Kilt Rock is a spectacular rock formation south of Staffin on the Trotternish peninsula, Skye. From the parking lot it is just a short distance to the viewing area, also accessible for wheelchairs..

Although there are no living volcanoes on the British mainland, the UK has an interesting volcanic history. For instance, Edinburgh, the Scottish capital is built on an extinct volcano called Arthur's seat, the mountains of north Wales are the remains of a huge volcanic plateau and there are volcanic rocks distributed throughout the British Isles.
A volcano is an opening in the earth's surface through which magma, molten rock, ash and gases are erupted onto the surface.
The 200ft-high cliffs take their name from the vertical basalt columns which resemble the folds of a kilt. There is also a waterfall where the River Mealt plunges 200 feet straight down to the shore.
To get credit for this Earthcache please answer the following Study Questions and email us your findings. It would be great if you could share a nice picture of the area with us.
Please do not post any answers with your log.

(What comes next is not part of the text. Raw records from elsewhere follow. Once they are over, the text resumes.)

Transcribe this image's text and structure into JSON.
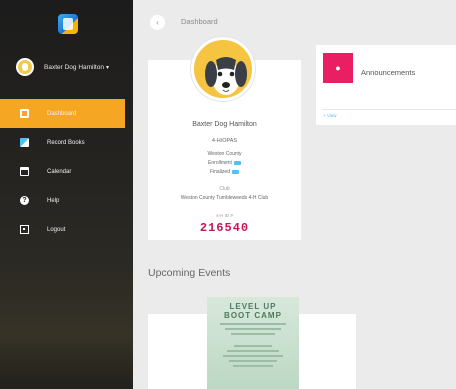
{
  "app": {
    "logo_icon": "app-logo-icon"
  },
  "user": {
    "name": "Baxter Dog Hamilton",
    "caret": "▾"
  },
  "nav": [
    {
      "label": "Dashboard",
      "icon": "dashboard-icon",
      "active": true
    },
    {
      "label": "Record Books",
      "icon": "book-icon",
      "active": false
    },
    {
      "label": "Calendar",
      "icon": "calendar-icon",
      "active": false
    },
    {
      "label": "Help",
      "icon": "help-icon",
      "active": false
    },
    {
      "label": "Logout",
      "icon": "logout-icon",
      "active": false
    }
  ],
  "topbar": {
    "back_glyph": "‹",
    "breadcrumb": "Dashboard"
  },
  "profile": {
    "name": "Baxter Dog Hamilton",
    "role": "4-H/OPAS",
    "county": "Weston County",
    "tag1": "Enrollment",
    "tag2": "Finalized",
    "club_label": "Club",
    "club": "Weston County Tumbleweeds 4-H Club",
    "id_label": "4-H ID #",
    "id": "216540"
  },
  "announcements": {
    "title": "Announcements",
    "link": "+ View",
    "icon": "bell-icon"
  },
  "events": {
    "title": "Upcoming Events",
    "flyer_title_1": "LEVEL UP",
    "flyer_title_2": "BOOT CAMP"
  },
  "colors": {
    "accent": "#f5a623",
    "pink": "#e91e63",
    "id": "#c2185b",
    "link": "#4fc3f7"
  }
}
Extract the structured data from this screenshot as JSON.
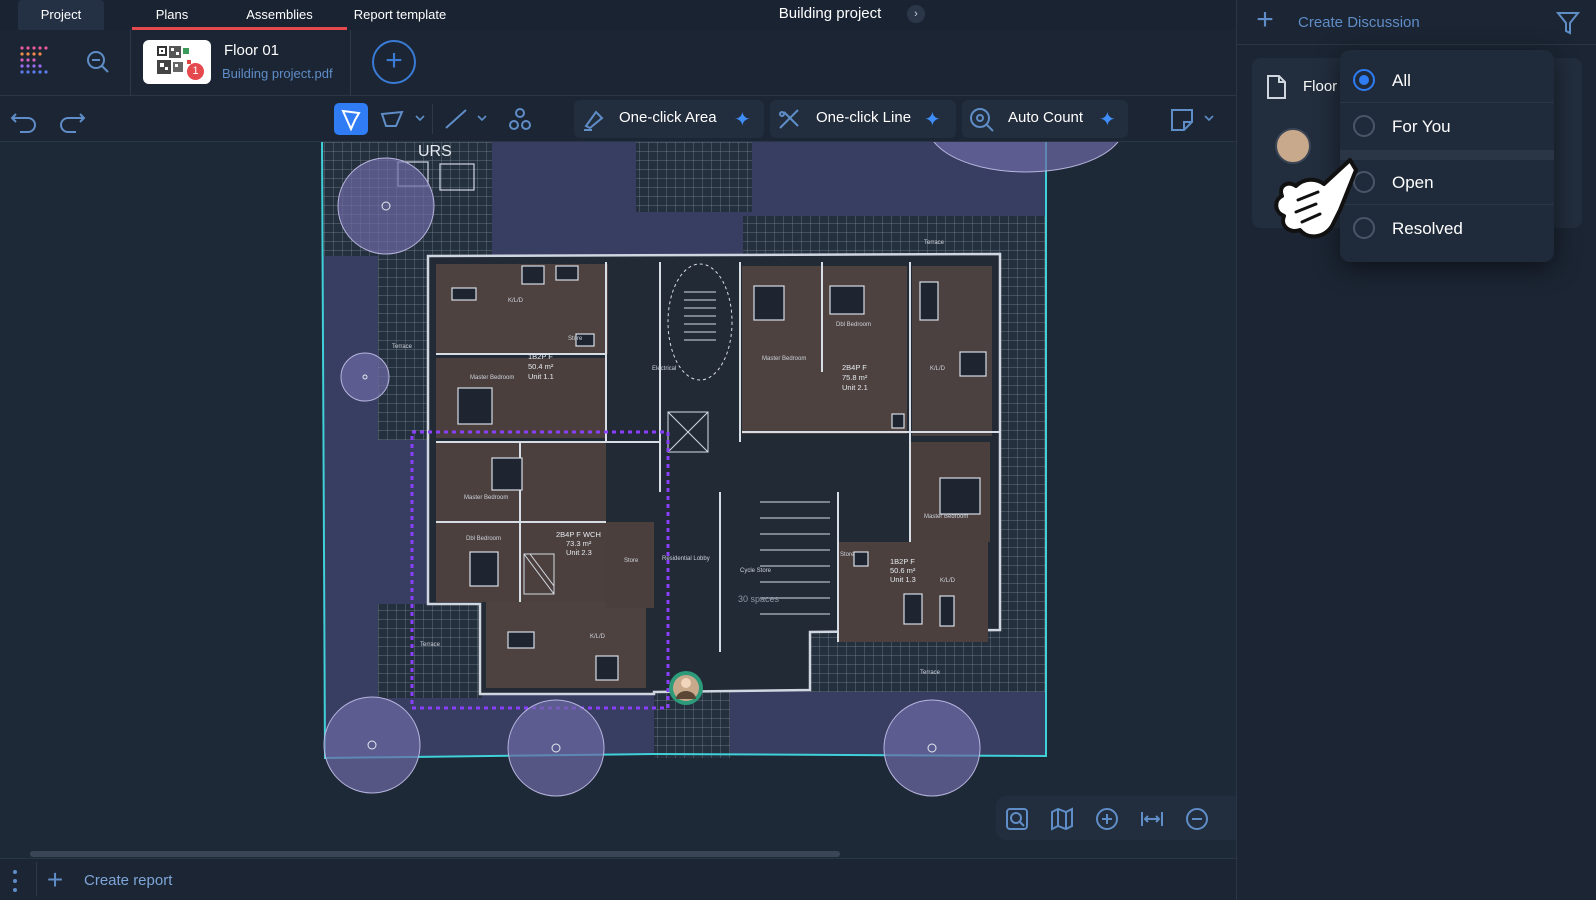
{
  "top_tabs": {
    "project": "Project",
    "plans": "Plans",
    "assemblies": "Assemblies",
    "report_template": "Report template"
  },
  "project_title": "Building project",
  "plan": {
    "name": "Floor 01",
    "file": "Building project.pdf",
    "badge": "1"
  },
  "toolbar": {
    "one_click_area": "One-click Area",
    "one_click_line": "One-click Line",
    "auto_count": "Auto Count"
  },
  "drawing": {
    "label_urs": "URS",
    "units": [
      {
        "name": "1B2P F",
        "area": "50.4 m²",
        "unit": "Unit 1.1"
      },
      {
        "name": "2B4P F",
        "area": "75.8 m²",
        "unit": "Unit 2.1"
      },
      {
        "name": "2B4P F WCH",
        "area": "73.3 m²",
        "unit": "Unit 2.3"
      },
      {
        "name": "1B2P F",
        "area": "50.6 m²",
        "unit": "Unit 1.3"
      }
    ],
    "rooms": [
      "K/L/D",
      "Master Bedroom",
      "Dbl Bedroom",
      "Store",
      "Terrace",
      "Residential Lobby",
      "Cycle Store",
      "30 spaces",
      "Electrical Riser"
    ]
  },
  "bottom": {
    "create_report": "Create report"
  },
  "right_panel": {
    "create_discussion": "Create Discussion",
    "floor_label": "Floor",
    "filter_options": [
      {
        "label": "All",
        "selected": true
      },
      {
        "label": "For You",
        "selected": false
      },
      {
        "label": "Open",
        "selected": false
      },
      {
        "label": "Resolved",
        "selected": false
      }
    ]
  },
  "colors": {
    "accent": "#2f7cf5",
    "badge": "#e5484d",
    "link": "#5f8dc7",
    "selection": "#8a3ffc",
    "boundary": "#3fd0d8"
  }
}
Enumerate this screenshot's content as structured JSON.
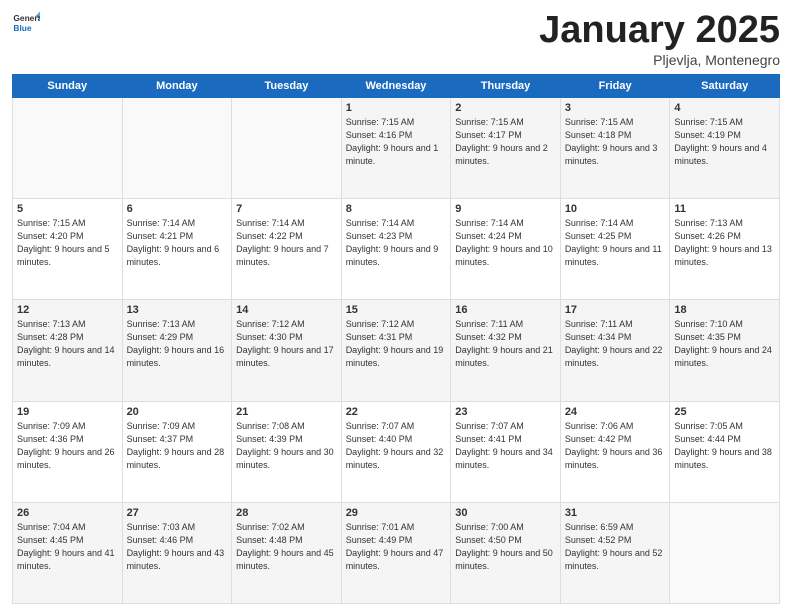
{
  "header": {
    "logo_general": "General",
    "logo_blue": "Blue",
    "title": "January 2025",
    "location": "Pljevlja, Montenegro"
  },
  "weekdays": [
    "Sunday",
    "Monday",
    "Tuesday",
    "Wednesday",
    "Thursday",
    "Friday",
    "Saturday"
  ],
  "weeks": [
    [
      {
        "day": "",
        "info": ""
      },
      {
        "day": "",
        "info": ""
      },
      {
        "day": "",
        "info": ""
      },
      {
        "day": "1",
        "info": "Sunrise: 7:15 AM\nSunset: 4:16 PM\nDaylight: 9 hours and 1 minute."
      },
      {
        "day": "2",
        "info": "Sunrise: 7:15 AM\nSunset: 4:17 PM\nDaylight: 9 hours and 2 minutes."
      },
      {
        "day": "3",
        "info": "Sunrise: 7:15 AM\nSunset: 4:18 PM\nDaylight: 9 hours and 3 minutes."
      },
      {
        "day": "4",
        "info": "Sunrise: 7:15 AM\nSunset: 4:19 PM\nDaylight: 9 hours and 4 minutes."
      }
    ],
    [
      {
        "day": "5",
        "info": "Sunrise: 7:15 AM\nSunset: 4:20 PM\nDaylight: 9 hours and 5 minutes."
      },
      {
        "day": "6",
        "info": "Sunrise: 7:14 AM\nSunset: 4:21 PM\nDaylight: 9 hours and 6 minutes."
      },
      {
        "day": "7",
        "info": "Sunrise: 7:14 AM\nSunset: 4:22 PM\nDaylight: 9 hours and 7 minutes."
      },
      {
        "day": "8",
        "info": "Sunrise: 7:14 AM\nSunset: 4:23 PM\nDaylight: 9 hours and 9 minutes."
      },
      {
        "day": "9",
        "info": "Sunrise: 7:14 AM\nSunset: 4:24 PM\nDaylight: 9 hours and 10 minutes."
      },
      {
        "day": "10",
        "info": "Sunrise: 7:14 AM\nSunset: 4:25 PM\nDaylight: 9 hours and 11 minutes."
      },
      {
        "day": "11",
        "info": "Sunrise: 7:13 AM\nSunset: 4:26 PM\nDaylight: 9 hours and 13 minutes."
      }
    ],
    [
      {
        "day": "12",
        "info": "Sunrise: 7:13 AM\nSunset: 4:28 PM\nDaylight: 9 hours and 14 minutes."
      },
      {
        "day": "13",
        "info": "Sunrise: 7:13 AM\nSunset: 4:29 PM\nDaylight: 9 hours and 16 minutes."
      },
      {
        "day": "14",
        "info": "Sunrise: 7:12 AM\nSunset: 4:30 PM\nDaylight: 9 hours and 17 minutes."
      },
      {
        "day": "15",
        "info": "Sunrise: 7:12 AM\nSunset: 4:31 PM\nDaylight: 9 hours and 19 minutes."
      },
      {
        "day": "16",
        "info": "Sunrise: 7:11 AM\nSunset: 4:32 PM\nDaylight: 9 hours and 21 minutes."
      },
      {
        "day": "17",
        "info": "Sunrise: 7:11 AM\nSunset: 4:34 PM\nDaylight: 9 hours and 22 minutes."
      },
      {
        "day": "18",
        "info": "Sunrise: 7:10 AM\nSunset: 4:35 PM\nDaylight: 9 hours and 24 minutes."
      }
    ],
    [
      {
        "day": "19",
        "info": "Sunrise: 7:09 AM\nSunset: 4:36 PM\nDaylight: 9 hours and 26 minutes."
      },
      {
        "day": "20",
        "info": "Sunrise: 7:09 AM\nSunset: 4:37 PM\nDaylight: 9 hours and 28 minutes."
      },
      {
        "day": "21",
        "info": "Sunrise: 7:08 AM\nSunset: 4:39 PM\nDaylight: 9 hours and 30 minutes."
      },
      {
        "day": "22",
        "info": "Sunrise: 7:07 AM\nSunset: 4:40 PM\nDaylight: 9 hours and 32 minutes."
      },
      {
        "day": "23",
        "info": "Sunrise: 7:07 AM\nSunset: 4:41 PM\nDaylight: 9 hours and 34 minutes."
      },
      {
        "day": "24",
        "info": "Sunrise: 7:06 AM\nSunset: 4:42 PM\nDaylight: 9 hours and 36 minutes."
      },
      {
        "day": "25",
        "info": "Sunrise: 7:05 AM\nSunset: 4:44 PM\nDaylight: 9 hours and 38 minutes."
      }
    ],
    [
      {
        "day": "26",
        "info": "Sunrise: 7:04 AM\nSunset: 4:45 PM\nDaylight: 9 hours and 41 minutes."
      },
      {
        "day": "27",
        "info": "Sunrise: 7:03 AM\nSunset: 4:46 PM\nDaylight: 9 hours and 43 minutes."
      },
      {
        "day": "28",
        "info": "Sunrise: 7:02 AM\nSunset: 4:48 PM\nDaylight: 9 hours and 45 minutes."
      },
      {
        "day": "29",
        "info": "Sunrise: 7:01 AM\nSunset: 4:49 PM\nDaylight: 9 hours and 47 minutes."
      },
      {
        "day": "30",
        "info": "Sunrise: 7:00 AM\nSunset: 4:50 PM\nDaylight: 9 hours and 50 minutes."
      },
      {
        "day": "31",
        "info": "Sunrise: 6:59 AM\nSunset: 4:52 PM\nDaylight: 9 hours and 52 minutes."
      },
      {
        "day": "",
        "info": ""
      }
    ]
  ]
}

1. Kilt Rock is a high sea cliff. How tall is it?
2. The colums are made of very hard rock which stand on top of softer sandstone. What is the name of the rock those columns are made of?
3. It took a long time to form this part of Skye. What timeframe are we talking about?

Outwith the area of the Cuillin and the Red Hills, the most voluminous group of igneous intrusions are the basic sills of northern Skye. These sills are a prominent feature of the eastern and northern coastal areas of the Trotternish Peninsula, but they are even more extensive on the sea bed of the southern Minch and the Little Minch and form the Shiant Islands, the Ascrib Islands, Fladda-chuain, Eilean Trodday and the islands of Staffin Bay.
They are intruded mainly into Jurassic strata, below the lava plateau, and form gently inclined sheets up to 90m thick. Several sills are commonly stacked together to form a sill complex with a near-constant total thickness of about 250m.
The rocks are all varieties of dolerite, intermediate in grain size between the basalts of the lava flows and the gabbros of the major intrusions, but similar in composition. Vertical columnar jointing is usually very well developed and is well seen, for example, at the popular `Kilt Rock', south of Staffin.

Additional Hints (Decrypt)

Vasbezngvba pna or bognvarq ol fghqlvat gur vasbezngvba cebivqrq ng Xvyg Ebpx

Decryption Key


(letter above equals below, and vice versa)